(ii) the respondent registered the domain name in order to prevent the owner of the trademark or service mark from reflecting the mark in a corresponding domain name, provided that the respondent has engaged in a pattern of such conduct; or
(iii) the respondent has registered the domain name primarily for the purpose of disrupting the business of a competitor; or
(iv) by using the domain name, the respondent has intentionally attempted to attract, for commercial gain, Internet users to its website or other online location, by creating a likelihood of confusion with the complainant’s mark as to the source, sponsorship, affiliation, or endorsement of its website or location or of a product or service on its website or location.
When the disputed domain name was registered by the Respondent (in 2019), the trademark SANOFI was already well-known worldwide and directly connected to the Complainant’s pharmaceutical products.
The disputed domain name encompasses the trademark SANOFI, which is a coined term, with no dictionary meaning.
Therefore, the Panel concludes that it is very unlikely that the Respondent was not aware of the Complainant’s trademark and that the adoption of the expression “sanofi.fun” was a mere coincidence.
Furthermore, using the disputed domain name to host a parking page the Respondent creates a likelihood of confusion with the Complainant’s trademark and potentially obtains revenue from this practice.

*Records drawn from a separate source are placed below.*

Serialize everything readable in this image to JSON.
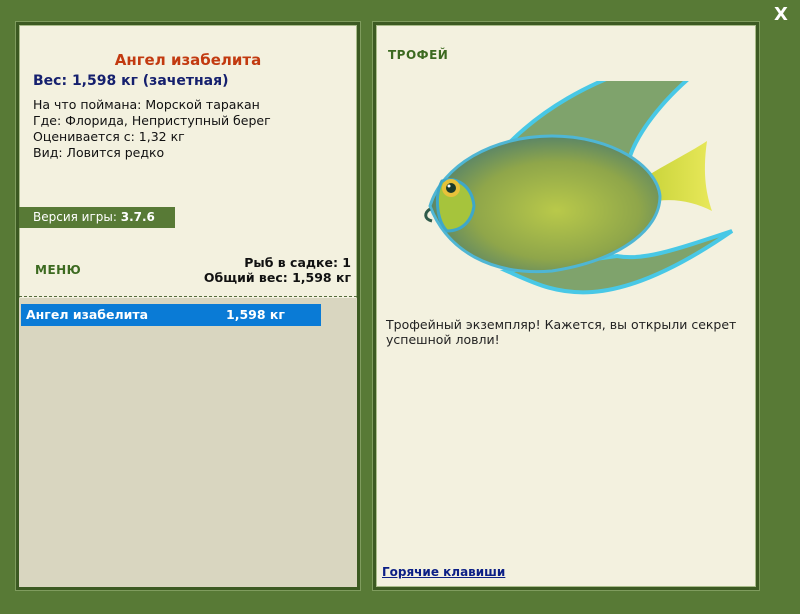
{
  "window": {
    "close_label": "X"
  },
  "fish": {
    "title": "Ангел изабелита",
    "weight_line": "Вес: 1,598 кг (зачетная)",
    "bait_label": "На что поймана:",
    "bait_value": "Морской таракан",
    "place_label": "Где:",
    "place_value": "Флорида, Неприступный берег",
    "price_label": "Оценивается с:",
    "price_value": "1,32 кг",
    "kind_label": "Вид:",
    "kind_value": "Ловится редко"
  },
  "version": {
    "label": "Версия игры:",
    "value": "3.7.6"
  },
  "menu": {
    "label": "МЕНЮ"
  },
  "keep_net": {
    "count_label": "Рыб в садке: 1",
    "total_label": "Общий вес: 1,598 кг",
    "items": [
      {
        "name": "Ангел изабелита",
        "weight": "1,598 кг"
      }
    ]
  },
  "trophy": {
    "title": "ТРОФЕЙ",
    "description": "Трофейный экземпляр! Кажется, вы открыли секрет успешной ловли!",
    "hotkeys_label": "Горячие клавиши"
  },
  "colors": {
    "background": "#587a36",
    "panel": "#f3f1df",
    "title_red": "#c23a10",
    "weight_blue": "#15206e",
    "selection": "#0a7bd6",
    "link": "#0b1f86"
  },
  "icons": {
    "close": "close-icon",
    "fish": "angelfish-image"
  }
}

These circumstances are enough to characterize bad faith use of the disputed domain name.
Finally, the absence of a reply from the Respondent and of any justification for the use of a well-known trademark are further evidences of bad faith in the present case.
Accordingly, the Panel finds that the disputed domain name was registered and is being used in bad faith, and the Complainant has also satisfied the third element of the Policy.
For the foregoing reasons, in accordance with paragraphs 4(i) of the Policy and 15 of the Rules, the Panel orders that the disputed domain name, <sanofi.fun> be transferred to the Complainant.
Date: March 20, 2019